Not everyone is lovable. Not everyone is sweet. Not all the time, anyway. And loving our neighbors — and enemies — doesn’t come naturally. It’s not like when we “fell in love” with our spouses.
This godly love is by command of our Lord Jesus Christ. And it can only be actualized when we take on His characteristics after we receive His Spirit. So — Jesus gives us the power to love unconditionally and, at the same time, He makes it possible.
Man is endowed with “will” and, when we make that will subject to our Master, it flows with His intent for us — always in the same vein.
Loving is so much easier than hating. “Oh no,” you might say. “I just can’t love that person.”
I’ll have to agree — some people do make it hard to love them. Can you say, “I choose to love you, whether you want me to or not.” That’s what Jesus did. Are we better than our Lord?
Do you want to go through life meeting the distress and beating your head against the wall that comes with carrying hate in your heart? — meeting your feelings at every turn until ultimately you’re consumed with unforgiveness.
The love of Christ gives a proper perspective. He said to pray for your enemies. What a wonderful directive. There’s no way you can really pray for your enemies without the love of God. The communication with the God of love will erase thoughts and feelings which are not like Him.
Peter in 2 Peter 1:5 explains the attributes of a child of God and how they stack up: “… add to your … brotherly kindness love.” Since love is an indefinite characteristic to most people, it stands to reason we don’t really know what we mean when we talk about love.

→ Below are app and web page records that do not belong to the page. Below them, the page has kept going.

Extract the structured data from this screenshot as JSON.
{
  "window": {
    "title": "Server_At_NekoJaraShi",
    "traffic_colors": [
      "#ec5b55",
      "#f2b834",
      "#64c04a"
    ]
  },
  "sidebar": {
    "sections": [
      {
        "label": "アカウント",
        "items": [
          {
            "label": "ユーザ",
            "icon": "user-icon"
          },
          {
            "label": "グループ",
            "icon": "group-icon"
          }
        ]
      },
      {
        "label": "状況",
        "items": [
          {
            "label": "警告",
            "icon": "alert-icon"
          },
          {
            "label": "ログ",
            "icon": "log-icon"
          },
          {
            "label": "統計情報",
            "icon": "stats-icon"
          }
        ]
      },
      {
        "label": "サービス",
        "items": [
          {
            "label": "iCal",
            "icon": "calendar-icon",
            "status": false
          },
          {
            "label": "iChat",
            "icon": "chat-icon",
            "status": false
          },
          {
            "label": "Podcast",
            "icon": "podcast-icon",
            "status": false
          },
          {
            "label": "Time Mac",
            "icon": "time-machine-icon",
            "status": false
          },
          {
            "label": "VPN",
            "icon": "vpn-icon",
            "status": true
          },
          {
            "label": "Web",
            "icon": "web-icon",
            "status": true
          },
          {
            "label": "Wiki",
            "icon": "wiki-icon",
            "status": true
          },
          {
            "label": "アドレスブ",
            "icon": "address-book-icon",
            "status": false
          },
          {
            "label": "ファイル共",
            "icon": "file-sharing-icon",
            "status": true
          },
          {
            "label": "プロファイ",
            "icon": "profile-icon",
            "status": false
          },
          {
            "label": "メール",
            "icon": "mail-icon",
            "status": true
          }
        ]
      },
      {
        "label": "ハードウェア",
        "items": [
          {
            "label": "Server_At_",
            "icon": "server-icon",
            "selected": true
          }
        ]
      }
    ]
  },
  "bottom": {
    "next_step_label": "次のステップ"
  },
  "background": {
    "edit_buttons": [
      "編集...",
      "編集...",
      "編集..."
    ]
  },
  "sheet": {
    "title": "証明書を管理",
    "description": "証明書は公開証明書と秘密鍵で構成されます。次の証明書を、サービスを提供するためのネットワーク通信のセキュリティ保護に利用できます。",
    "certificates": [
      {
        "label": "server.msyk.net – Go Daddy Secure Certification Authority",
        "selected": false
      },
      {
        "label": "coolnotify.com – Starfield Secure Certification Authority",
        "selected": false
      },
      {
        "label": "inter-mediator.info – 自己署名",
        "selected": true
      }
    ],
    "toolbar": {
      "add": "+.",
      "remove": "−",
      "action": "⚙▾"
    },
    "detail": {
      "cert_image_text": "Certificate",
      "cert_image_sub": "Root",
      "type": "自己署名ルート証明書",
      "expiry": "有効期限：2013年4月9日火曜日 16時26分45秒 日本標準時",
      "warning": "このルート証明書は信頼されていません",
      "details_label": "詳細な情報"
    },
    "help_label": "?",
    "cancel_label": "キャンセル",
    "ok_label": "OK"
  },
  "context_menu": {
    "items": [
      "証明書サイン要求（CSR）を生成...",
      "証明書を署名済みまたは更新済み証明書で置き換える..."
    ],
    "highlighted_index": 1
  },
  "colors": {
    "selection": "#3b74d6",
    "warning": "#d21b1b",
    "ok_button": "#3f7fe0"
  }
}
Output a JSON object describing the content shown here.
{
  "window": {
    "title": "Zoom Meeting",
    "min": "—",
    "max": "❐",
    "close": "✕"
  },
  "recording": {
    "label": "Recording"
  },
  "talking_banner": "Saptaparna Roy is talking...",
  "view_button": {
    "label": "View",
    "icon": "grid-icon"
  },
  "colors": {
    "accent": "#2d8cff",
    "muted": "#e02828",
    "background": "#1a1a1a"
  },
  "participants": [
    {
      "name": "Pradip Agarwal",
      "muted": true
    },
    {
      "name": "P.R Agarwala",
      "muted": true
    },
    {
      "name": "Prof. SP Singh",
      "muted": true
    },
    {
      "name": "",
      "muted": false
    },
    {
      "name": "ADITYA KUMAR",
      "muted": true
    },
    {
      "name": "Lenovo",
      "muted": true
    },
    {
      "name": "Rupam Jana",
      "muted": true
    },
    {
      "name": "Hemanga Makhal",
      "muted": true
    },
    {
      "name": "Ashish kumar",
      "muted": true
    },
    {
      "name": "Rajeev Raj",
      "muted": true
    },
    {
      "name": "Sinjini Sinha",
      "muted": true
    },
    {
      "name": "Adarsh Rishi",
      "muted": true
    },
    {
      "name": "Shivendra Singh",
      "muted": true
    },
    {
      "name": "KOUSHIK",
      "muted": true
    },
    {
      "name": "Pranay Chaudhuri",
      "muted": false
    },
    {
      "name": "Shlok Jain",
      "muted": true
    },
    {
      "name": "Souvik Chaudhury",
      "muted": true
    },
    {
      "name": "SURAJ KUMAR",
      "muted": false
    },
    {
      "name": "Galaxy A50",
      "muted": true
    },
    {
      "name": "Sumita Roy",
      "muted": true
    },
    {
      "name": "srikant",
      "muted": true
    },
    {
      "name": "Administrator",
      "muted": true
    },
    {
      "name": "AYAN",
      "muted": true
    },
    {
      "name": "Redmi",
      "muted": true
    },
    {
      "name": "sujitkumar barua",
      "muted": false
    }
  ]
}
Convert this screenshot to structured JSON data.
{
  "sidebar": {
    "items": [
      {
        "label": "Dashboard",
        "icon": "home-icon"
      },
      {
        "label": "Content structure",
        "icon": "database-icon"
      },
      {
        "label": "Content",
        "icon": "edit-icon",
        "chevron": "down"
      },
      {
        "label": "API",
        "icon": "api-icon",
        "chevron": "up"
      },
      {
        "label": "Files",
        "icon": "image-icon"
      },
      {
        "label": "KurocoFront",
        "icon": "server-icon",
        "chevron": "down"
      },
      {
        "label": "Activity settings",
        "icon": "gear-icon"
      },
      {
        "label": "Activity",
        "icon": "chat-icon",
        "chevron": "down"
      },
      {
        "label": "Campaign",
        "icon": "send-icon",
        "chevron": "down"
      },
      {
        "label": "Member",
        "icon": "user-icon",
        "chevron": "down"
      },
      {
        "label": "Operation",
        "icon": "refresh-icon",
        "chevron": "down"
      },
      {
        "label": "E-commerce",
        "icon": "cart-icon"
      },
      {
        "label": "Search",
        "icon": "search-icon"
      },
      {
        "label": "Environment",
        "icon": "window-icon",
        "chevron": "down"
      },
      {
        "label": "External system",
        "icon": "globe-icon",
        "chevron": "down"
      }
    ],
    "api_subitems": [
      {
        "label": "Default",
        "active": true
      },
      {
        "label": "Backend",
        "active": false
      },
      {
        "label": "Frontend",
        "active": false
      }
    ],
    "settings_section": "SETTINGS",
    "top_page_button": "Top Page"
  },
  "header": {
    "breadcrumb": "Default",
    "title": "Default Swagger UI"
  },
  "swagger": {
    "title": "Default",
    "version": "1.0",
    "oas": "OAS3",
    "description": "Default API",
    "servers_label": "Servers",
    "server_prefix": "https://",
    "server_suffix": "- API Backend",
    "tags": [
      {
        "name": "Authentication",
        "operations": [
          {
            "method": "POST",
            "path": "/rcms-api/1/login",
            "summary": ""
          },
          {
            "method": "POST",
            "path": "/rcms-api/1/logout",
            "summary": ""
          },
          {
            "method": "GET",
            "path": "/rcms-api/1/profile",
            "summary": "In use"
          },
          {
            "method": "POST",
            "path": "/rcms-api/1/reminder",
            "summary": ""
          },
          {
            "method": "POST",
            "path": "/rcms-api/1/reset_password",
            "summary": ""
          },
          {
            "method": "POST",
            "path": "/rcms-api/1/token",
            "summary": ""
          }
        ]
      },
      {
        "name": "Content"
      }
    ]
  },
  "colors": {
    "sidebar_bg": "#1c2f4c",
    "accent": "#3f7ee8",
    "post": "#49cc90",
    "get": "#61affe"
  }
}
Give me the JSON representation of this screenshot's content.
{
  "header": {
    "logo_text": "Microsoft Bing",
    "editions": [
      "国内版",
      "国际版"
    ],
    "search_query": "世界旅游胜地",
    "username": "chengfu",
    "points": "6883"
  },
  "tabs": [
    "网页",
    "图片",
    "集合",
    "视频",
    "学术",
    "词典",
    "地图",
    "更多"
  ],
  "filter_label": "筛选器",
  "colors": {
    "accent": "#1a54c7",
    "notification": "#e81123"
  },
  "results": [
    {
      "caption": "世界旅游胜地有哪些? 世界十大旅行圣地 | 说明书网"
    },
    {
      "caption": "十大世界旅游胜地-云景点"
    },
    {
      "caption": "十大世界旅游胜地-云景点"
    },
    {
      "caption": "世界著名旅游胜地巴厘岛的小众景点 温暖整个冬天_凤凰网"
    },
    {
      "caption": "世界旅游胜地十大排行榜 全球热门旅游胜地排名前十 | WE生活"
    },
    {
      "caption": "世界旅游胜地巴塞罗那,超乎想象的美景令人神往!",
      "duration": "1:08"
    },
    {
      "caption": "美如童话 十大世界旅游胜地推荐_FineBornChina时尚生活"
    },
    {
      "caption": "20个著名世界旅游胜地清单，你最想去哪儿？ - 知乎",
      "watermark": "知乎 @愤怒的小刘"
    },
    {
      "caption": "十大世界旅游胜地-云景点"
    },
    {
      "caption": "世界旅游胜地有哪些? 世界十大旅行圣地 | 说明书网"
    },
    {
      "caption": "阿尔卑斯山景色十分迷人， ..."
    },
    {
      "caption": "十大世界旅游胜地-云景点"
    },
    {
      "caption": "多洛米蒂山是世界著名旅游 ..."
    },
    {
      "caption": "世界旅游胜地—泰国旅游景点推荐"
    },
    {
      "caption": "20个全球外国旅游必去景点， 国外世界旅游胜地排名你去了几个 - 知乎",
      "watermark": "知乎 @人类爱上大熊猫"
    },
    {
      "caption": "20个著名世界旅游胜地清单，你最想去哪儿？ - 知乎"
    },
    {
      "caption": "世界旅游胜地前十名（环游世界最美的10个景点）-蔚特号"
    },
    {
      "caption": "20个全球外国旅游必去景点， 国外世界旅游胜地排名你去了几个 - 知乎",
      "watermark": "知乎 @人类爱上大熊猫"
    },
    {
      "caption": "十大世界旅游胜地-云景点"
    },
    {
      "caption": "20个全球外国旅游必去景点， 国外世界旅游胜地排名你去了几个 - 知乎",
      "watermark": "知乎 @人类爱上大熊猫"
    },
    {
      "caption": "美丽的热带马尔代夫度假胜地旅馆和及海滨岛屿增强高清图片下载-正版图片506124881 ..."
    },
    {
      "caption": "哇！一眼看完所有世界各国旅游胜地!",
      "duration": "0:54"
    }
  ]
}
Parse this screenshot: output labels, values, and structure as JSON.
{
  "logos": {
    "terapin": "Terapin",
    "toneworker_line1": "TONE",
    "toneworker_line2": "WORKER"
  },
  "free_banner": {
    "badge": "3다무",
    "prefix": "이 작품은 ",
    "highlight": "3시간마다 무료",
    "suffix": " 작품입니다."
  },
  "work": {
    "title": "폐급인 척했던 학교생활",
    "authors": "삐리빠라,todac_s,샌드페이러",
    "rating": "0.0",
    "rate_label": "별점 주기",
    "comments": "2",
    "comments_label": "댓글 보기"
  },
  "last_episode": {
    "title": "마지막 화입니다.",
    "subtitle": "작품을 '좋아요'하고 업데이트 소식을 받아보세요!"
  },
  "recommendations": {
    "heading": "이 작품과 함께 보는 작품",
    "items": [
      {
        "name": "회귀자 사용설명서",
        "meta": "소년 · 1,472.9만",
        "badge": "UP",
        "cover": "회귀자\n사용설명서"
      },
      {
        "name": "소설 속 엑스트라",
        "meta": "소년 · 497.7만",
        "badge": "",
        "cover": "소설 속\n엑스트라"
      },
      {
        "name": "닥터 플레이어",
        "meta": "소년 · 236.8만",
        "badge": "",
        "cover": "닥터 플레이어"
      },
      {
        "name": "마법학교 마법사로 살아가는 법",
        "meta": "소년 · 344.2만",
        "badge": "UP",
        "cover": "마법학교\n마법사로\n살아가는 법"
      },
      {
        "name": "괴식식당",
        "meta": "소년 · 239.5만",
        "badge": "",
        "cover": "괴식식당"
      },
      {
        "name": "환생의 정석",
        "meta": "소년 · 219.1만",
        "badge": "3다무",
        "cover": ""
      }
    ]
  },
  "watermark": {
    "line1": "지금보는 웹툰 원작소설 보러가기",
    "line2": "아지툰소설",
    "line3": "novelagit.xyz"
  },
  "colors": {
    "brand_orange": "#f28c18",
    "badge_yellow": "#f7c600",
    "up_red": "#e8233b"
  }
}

Spiritually, Jesus demands that love — which is the highest preference of one to another — must be for Him.
When “the love of God has been poured out in our hearts by the Holy Spirit” (Romans 5:5), it is easy to put Jesus first. But then we must practice the things mentioned in 2 Peter if love is worked out in our lives.
God loved us not because we are lovable, but because it is His nature to do so. And He commands us to show the same love to others. “… love one another as I have loved you” (John 15:12). He tells us He will bring people into our lives and although we may not respect them, we must exhibit His love to them — not a patronizing love for the unlovable. And it will not manifest itself in us overnight.
Oswald Chambers in his book, “My Utmost for His Highest,” said, “The knowledge that God has loved me beyond all limits will compel me to go into the world to love others in the same way. I may get irritated because I have to live with an unusually difficult person. But just think how disagreeable I have been with God! Am I prepared to be identified so closely with the Lord Jesus that His life and His sweetness will be continually poured out through Me? Neither natural love nor God’s divine love will remain and grow in me unless it is nurtured. Love is spontaneous, but it has to be maintained through discipline.”
The phrase, “love one another” is found 13 times in the New Testament (in 12 verses). Undoubtedly, it was very important to the fellowship of believers. Paul uses the words twice, Peter once and it comes from John’s writings 10 times, three times from Jesus’ own lips.
In 1 John 4:7 (KJV) is one of the most beautiful of the admonitions: “Beloved, let us love one another: for love is of God; and every one that loveth is born of God, and knoweth God.”